Kristin Turnbeaugh.JPG

“I decided after about three to four hours of being distraught that I was going to fight this and be strong because my husband was not going to be a single dad and my kids would not grow up without their mother,” she said. “I will never forget that day and what happened. I remember like it was yesterday.”

Her mom, Rita Howard, is a secretary at Loflin and Turnbeaugh said the school rallied around her.

“JISD and Loflin Middle School picked me, my family and my mother up and carried both of us through this journey,” she said. “I had to quit my job due to being sick from chemo and restraints on lifting from surgeries. God places people though out your life in the places they are meant to be. 

“My mother being at Loflin Middle School for her cancer journey and mine was nothing short of divine intervention. LMS staff, students, cheerleaders and NJHS of 2011-12 school year were mine and my families saving grace.”

Working at Elder is like being a part of a second family, she said.

“We all take care of each other no matter how big or small the problem is and you always have someone to lean on,” she said. “This journey is very long, life changing, extremely hard and never ending. My Elder family is loving, compassionate, caring and will always be there for you no matter what and that to me is a very common theme with JISD.”

She said her faith was very important to her through her journey.

“My faith guided me, and God answered my prayers by giving me the support from my JISD family and my blood family, definitely,” she said. “JISD and my family at Loflin Middle School are the reason my kids had a Christmas and helped me with the worry of bills and medical expenses. I will always be forever in debt of the out poor of love and support from all that was done for me in that year.

  

Brave face

Ensuring your family and friends you’re feeling well can be automatic as you go through treatments, but sometimes worry and anxiety creep up on you. 

Melissa Perry, 57, JISD special services substitute employee management system operator, was diagnosed in August 2016, but had some areas she has been keeping an eye on since December 2015. She had a mastectomy on her right side and had a second surgery a month later because her skin was not healing well. For the following three months, she drove to Houston to have an expander filled for her future reconstruction surgery. 

Melissa Perry.JPG

In March 2017, she had reconstruction surgery and received an implant. She’s had several minor procedures over the last year to improve the appearance of the right side if her body.

When she was diagnosed, she said she was terrified and was worried about how it would affect her husband and two sons. 

“Also at that time, we didn’t know how advanced it was and had it spread,” she said. “It was the only time I ever cried sad tears that entire year. Once I met with the surgeon and we had a plan, instant peace.”

Around the same time, she had two other employees who were undergoing the process with her — one of them was Marek. 

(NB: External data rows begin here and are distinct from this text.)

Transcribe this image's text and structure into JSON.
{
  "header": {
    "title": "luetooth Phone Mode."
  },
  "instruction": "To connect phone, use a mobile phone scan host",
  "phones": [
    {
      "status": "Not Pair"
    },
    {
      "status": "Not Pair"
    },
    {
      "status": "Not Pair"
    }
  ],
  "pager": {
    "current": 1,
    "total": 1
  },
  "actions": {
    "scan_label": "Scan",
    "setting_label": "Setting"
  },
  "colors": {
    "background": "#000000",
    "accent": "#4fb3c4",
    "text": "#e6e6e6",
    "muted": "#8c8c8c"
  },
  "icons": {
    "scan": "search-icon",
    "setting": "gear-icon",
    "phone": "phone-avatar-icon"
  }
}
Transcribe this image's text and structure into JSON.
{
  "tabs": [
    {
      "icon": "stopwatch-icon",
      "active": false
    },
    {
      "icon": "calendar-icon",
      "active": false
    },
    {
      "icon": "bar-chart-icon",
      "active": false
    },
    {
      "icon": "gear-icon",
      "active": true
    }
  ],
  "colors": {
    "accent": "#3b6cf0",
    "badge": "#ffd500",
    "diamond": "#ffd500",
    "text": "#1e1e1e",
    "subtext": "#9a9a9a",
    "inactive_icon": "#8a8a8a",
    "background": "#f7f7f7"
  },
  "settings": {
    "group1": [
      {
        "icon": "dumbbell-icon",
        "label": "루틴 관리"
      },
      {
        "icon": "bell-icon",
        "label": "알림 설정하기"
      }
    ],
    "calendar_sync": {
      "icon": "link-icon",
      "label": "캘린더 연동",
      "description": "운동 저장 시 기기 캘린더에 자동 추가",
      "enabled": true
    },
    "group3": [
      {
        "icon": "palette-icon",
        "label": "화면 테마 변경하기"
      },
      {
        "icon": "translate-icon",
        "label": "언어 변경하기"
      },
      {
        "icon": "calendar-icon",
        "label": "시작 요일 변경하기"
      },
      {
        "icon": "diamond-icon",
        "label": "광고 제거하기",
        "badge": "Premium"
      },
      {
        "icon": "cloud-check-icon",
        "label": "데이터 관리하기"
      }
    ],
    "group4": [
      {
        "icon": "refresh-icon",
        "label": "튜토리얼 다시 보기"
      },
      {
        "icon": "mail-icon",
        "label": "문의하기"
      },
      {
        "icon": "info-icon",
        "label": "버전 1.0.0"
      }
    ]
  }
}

“It was a huge support to have someone I could be totally honest with and not always being brave and upbeat,” she said. “She could completely relate to my worries and complaints. We shared tips and products our doctors gave us — surprisingly there was a lot that was not the same. Our shared journey was also very important for our husbands. They helped each other out a lot. They were both scared, worried and exhausted.”

She said Green was helpful since she had cancer before, and she was also there for Christian-Shafer. 

“Having friends and co-works supporting me made me not feel alone or embarrassed,” Perry said. “I was in this circle of friends who understood, who related and gave me strength. You really have to put on an ‘act’ sometimes. Your family is terrified, friends are scared [and] people are looking. With these ladies, I can be totally honest. 

“The amount of love, prayer and help that came from JISD was very humbling. I don’t think I ever knew until then how many friends I had. People a barely knew reached out with prayers, a casserole, a story that gave me hope, etc. I am much more grateful person than before. I love my co-workers.”

Nine JISD women support each other through breast cancer

React to this story:

12
0
0
0
0

Recommended for you